HPTN 052 found a 93% reduction in HIV risk in those partners who had received HIV treatment earlier, rather than later. After viral suppression for six months, there were zero new infections. Dr. Myron Cohen, principal investigator for HPTN 052 and Director of the Institute for Global Health and Infectious Diseases at the University of North Carolina at Chapel Hill, was quoted as saying, “The HPTN 052 study confirms the urgent need to treat people for HIV infection as soon as it is diagnosed to protect their health and for public health.” 

On July 12, 2016, data from the PARTNER study were released in the Journal of the American Medical Association (JAMA). This study looked at 888 serodiscordant couples (38% of them were gay male couples, the rest were heterosexual), in 75 clinics in 14 European countries. The PARTNER study tracked 58,213 condomless sex acts (both anal and vaginal). Again, the HIV-positive sexual partner was on antiretroviral therapy for at least six months—and the study showed zero linked transmissions yet again. However, there were eleven new HIV infections among the HIV-negative partners, 10 in gay men and one in a straight couple. But these were not linked infections, and eight of the 11 participants reported that they had recent condomless sex with someone outside their main relationship.
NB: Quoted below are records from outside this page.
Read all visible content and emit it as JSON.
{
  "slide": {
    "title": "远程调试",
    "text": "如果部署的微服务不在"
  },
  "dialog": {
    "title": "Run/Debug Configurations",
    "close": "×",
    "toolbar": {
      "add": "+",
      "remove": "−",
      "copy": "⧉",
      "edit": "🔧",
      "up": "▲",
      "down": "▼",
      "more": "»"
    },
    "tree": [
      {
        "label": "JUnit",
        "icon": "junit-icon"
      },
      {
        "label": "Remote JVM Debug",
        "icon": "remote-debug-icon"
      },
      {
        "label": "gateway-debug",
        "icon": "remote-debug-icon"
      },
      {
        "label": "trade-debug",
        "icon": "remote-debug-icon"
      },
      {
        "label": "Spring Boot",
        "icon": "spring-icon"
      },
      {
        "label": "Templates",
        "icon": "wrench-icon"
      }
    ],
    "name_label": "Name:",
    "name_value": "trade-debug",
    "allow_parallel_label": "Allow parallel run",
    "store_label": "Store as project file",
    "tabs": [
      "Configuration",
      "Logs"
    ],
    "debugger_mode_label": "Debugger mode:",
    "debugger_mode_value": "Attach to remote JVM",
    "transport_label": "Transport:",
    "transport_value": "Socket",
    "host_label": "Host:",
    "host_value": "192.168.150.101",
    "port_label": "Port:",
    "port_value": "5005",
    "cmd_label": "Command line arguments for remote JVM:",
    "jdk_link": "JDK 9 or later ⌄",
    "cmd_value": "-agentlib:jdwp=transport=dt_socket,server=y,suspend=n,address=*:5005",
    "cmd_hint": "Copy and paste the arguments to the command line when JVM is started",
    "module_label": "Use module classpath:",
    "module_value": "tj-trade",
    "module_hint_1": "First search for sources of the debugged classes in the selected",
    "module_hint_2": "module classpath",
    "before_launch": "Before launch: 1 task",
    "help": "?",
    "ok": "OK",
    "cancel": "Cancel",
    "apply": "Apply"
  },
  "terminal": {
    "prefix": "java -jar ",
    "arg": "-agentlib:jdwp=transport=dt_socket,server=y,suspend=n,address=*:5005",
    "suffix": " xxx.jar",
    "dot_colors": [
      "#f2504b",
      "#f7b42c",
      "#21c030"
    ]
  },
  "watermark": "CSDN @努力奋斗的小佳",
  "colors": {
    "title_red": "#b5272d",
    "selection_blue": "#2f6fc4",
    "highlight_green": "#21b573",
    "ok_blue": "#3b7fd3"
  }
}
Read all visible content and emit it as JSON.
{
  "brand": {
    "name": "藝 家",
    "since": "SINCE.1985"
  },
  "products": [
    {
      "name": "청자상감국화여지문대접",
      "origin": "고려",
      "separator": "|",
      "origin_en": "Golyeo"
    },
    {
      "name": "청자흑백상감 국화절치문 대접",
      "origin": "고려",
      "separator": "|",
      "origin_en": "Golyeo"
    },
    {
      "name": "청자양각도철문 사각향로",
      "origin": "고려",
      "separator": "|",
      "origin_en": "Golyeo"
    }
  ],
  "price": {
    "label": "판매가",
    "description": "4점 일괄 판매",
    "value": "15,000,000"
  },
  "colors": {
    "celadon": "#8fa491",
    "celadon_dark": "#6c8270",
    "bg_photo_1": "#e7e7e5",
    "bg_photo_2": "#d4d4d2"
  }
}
And as this article was being written, new data were presented at the International AIDS Society Conference (IAS) 2017 in Paris. Opposites Attract, a study of serodiscordant MSM (men who have sex with men), took place in Australia, Brazil, and Thailand. More than 12,000 condomless anal sex acts were recorded among 343 couples. No linked HIV transmissions occurred when the HIV-negative partner was only protected by his HIV-partner’s undetectable viral load.

But what exactly are “linked transmissions” in the context of a study? According to Dr. Anthony Fauci, head of the National Institute of Allergy and Infectious Diseases (NIAID), linked transmissions are those infections that are known to come from “regular sexual partners through genotypic tests…unlinked infections are not from the same person.” Basically, study scientists run genotypic tests that can show whose virus came from whom.

What they say about Undetectable = Untransmittable

Positively Aware Bob Leahy

Bob Leahy
publisher and writer, PositiveLite.com

“There really is no room for skepticism. Science is science. The difficulties I see with people not accepting the campaign’s message involve people still coming to grips with the issues that the science presents, particularly to the marginalized.”

Positively Aware Maria Meija

Maria Mejia
U=U national and international steering committees member

“I am a 29-year survivor of HIV. I have been undetectable for 18 years…if anyone takes their medications and has a sustained undetectable viral load we cannot transmit HIV! I consider this one of the most important anti-stigma campaigns everywhere I go and speak.”

Positively Aware Anthony Fauci

Dr. Anthony S. Fauci
Director, National Institute of Allergy and Infectious Diseases

“HIV-positive people aren’t dangerous to anybody, it just isn’t so. Transmission is not completely impossible, but an overwhelming amount of data states that it is almost impossible.” UPDATE: At the 2017 United States Conference on AIDS in September, Dr. Fauci clearly articulated in his plenary talk that, "The science does validate and verify that U=U."

Positively Aware Gina Brown

Gina Brown
Activist

“I am a true believer that if a PLHIV is undetectable they cannot transmit the virus. That’s why it’s important that every PLHIV have access to this information and the medications that makes U=U a possibility in their lives!”

Positively Aware Benjamin Young

Benjamin Young, MD, PhD
Chief Medical Officer of the International Association of Providers of AIDS Care

“[The] scientific evidence is compelling —not a single documented case of transmission by someone who is on effective ART. While it is hard to prove ‘zero’ risk, the risk of transmission is extraordinarily low.”